*** Extracted entries ***

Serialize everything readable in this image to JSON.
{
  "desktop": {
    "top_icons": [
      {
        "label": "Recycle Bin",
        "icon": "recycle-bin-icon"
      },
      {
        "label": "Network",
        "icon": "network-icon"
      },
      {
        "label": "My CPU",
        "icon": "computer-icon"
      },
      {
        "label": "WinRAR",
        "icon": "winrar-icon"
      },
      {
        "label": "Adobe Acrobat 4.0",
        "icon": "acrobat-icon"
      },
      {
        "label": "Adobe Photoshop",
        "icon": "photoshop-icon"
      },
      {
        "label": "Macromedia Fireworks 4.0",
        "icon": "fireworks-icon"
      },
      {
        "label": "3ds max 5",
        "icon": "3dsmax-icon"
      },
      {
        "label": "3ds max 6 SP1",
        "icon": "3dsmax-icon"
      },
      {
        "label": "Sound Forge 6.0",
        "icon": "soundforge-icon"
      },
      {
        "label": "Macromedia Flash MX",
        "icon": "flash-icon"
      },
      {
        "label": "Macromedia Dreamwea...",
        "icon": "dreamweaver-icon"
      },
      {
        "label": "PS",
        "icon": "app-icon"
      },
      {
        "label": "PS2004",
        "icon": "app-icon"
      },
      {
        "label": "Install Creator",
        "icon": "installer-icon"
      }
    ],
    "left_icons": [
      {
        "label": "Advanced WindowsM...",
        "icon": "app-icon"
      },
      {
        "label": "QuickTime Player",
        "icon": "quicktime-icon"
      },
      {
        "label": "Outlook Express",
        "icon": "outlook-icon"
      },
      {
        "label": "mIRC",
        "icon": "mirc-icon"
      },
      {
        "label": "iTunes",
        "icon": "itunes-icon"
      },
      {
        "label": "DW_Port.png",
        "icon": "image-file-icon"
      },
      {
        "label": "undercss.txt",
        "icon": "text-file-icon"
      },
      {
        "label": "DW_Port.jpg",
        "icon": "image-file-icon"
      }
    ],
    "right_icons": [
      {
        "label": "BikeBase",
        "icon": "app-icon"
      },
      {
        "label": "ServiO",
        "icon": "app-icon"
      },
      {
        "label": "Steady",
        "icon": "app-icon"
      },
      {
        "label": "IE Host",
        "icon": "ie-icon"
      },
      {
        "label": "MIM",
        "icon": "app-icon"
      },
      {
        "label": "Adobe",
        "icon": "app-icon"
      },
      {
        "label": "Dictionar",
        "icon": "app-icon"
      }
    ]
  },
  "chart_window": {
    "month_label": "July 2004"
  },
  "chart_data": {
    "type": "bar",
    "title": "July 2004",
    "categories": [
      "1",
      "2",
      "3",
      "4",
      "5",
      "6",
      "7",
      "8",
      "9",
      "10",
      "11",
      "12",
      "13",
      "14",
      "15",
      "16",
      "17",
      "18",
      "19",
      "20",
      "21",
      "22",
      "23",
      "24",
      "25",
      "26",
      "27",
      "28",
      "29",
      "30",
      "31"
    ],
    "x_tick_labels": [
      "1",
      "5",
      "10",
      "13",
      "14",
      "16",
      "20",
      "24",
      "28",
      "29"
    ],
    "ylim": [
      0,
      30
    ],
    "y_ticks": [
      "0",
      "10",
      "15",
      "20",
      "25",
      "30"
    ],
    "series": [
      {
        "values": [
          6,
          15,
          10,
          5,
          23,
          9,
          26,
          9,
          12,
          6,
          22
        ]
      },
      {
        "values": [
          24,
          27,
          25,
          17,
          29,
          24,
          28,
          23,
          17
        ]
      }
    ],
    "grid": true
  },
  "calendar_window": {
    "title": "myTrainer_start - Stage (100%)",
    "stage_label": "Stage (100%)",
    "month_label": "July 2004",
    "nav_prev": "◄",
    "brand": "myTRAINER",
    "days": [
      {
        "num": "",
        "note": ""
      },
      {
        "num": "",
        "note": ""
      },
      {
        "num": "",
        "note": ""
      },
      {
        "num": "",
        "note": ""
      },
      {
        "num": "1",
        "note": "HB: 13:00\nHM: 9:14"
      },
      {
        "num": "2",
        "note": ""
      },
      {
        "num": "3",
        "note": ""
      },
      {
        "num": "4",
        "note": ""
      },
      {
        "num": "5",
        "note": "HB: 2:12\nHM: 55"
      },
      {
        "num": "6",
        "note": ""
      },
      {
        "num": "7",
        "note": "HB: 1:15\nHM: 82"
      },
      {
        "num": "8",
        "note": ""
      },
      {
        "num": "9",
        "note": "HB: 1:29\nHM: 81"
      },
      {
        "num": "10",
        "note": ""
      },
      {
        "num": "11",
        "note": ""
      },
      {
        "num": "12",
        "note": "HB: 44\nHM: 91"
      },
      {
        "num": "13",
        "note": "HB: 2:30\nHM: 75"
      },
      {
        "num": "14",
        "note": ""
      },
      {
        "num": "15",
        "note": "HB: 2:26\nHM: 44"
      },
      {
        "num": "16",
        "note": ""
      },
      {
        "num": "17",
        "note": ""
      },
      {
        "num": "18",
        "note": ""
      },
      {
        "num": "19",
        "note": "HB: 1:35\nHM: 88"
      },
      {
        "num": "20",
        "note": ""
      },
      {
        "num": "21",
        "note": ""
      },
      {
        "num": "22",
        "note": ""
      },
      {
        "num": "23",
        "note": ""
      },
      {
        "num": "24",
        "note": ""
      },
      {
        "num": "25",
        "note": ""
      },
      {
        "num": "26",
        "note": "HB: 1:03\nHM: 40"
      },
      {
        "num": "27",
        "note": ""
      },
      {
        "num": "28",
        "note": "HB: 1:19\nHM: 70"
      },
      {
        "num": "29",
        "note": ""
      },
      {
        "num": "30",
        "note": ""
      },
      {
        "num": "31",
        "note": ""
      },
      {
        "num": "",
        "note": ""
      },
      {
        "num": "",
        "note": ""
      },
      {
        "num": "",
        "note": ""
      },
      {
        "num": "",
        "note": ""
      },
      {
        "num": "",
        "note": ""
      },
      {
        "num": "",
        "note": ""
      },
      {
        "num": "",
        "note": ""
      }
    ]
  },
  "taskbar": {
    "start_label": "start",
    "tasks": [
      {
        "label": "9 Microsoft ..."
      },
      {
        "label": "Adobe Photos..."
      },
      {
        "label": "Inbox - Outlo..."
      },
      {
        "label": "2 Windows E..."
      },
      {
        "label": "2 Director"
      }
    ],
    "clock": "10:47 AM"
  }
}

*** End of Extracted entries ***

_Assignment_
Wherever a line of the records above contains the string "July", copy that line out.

_Reply to the task_
    "month_label": "July 2004"
    "title": "July 2004",
    "month_label": "July 2004",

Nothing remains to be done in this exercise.